I recently uploaded “a large gap in a dilate of a set,” to the arXiv. We prove the following.
Theorem 1: Let with at least two elements. Suppose . Then there is a and such that
As the note is only 3 pages, we do not remark on the proof (which uses the polynomial method) but elaborate on some related topics. Note by the pigeon-hole principle, Theorem 1 is true for every if we only insist . Thus we have effectively doubled the bound coming from the pigeon hole principle. Note without dilation, Theorem 1 is false, as one can take equally spaced elements.
One can ask what happens for Theorem 1 if one does not allow translation by . It turns out that one cannot hope to go beyond , as it was shown in this paper of Chen, Shparlinski and Winterhof, using the example
It is an interesting question to decide to what extent Theorem 1 is true with translation by . We remark this is in a similar spirit to the lonely runner conjecture.
It would be nice if Theorem 1 were true for for all , even in the special case when . Certainly this is true for a random set, without the need for dilation.
In particular, this would give us hope in answering an old question of Erdös, which we recall. A Sidon set in a abelian group is a set such that with implies . Let be the largest Sidon set contained in . Erdös asked if
There are constructions of Sidon sets of size (for some ) coming from for well-chosen . The hope would be to dilate the set in so there is a large gap of size , thus finding a Sidon set of inside of in place of . It is actually not known if we can take to be a prime in the modular construction, which may be found in this nice survey of O’ Bryant. This is certainly a question of interest.
On the other hand, one can hope to improve Theorem 1 for some of these constructions. It turns out one can easily check that Ruzsa’s construction which is the set does not admit large gaps. Indeed the set has size but any dilate of does not contain a gap significantly longer than . This also shows Theorem 1 is false for general cyclic groups. The point is that in his construction the natural projection to maps surjectively.
This seems to be a bit of a red herring in the application to Sidon sets.

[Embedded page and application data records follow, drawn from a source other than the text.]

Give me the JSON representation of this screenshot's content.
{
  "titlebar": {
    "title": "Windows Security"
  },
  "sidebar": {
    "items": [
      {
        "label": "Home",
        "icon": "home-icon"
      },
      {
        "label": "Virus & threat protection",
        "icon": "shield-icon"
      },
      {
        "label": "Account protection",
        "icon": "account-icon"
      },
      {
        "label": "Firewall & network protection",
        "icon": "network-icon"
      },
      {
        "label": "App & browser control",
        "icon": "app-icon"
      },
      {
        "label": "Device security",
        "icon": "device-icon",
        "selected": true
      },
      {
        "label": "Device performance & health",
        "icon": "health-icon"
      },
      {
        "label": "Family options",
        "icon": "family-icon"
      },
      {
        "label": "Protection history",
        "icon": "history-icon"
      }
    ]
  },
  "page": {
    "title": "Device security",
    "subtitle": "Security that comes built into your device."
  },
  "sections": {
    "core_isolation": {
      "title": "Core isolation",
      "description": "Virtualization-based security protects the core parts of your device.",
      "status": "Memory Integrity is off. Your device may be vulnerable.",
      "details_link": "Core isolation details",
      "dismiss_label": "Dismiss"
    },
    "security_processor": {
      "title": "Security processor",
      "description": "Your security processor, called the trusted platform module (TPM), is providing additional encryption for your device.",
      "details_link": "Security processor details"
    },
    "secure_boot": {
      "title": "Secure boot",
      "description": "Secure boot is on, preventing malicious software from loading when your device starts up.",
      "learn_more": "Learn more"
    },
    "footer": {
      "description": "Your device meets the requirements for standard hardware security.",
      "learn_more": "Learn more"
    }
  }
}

On the other hand, for the well-known construction of Bose-Chowla (contained in the aforementioned survey), the analog of Theorem 1 is true and there is no reason to suspect that it cannot be improved. In fact, in this case a proof also proceeds by the polynomial method.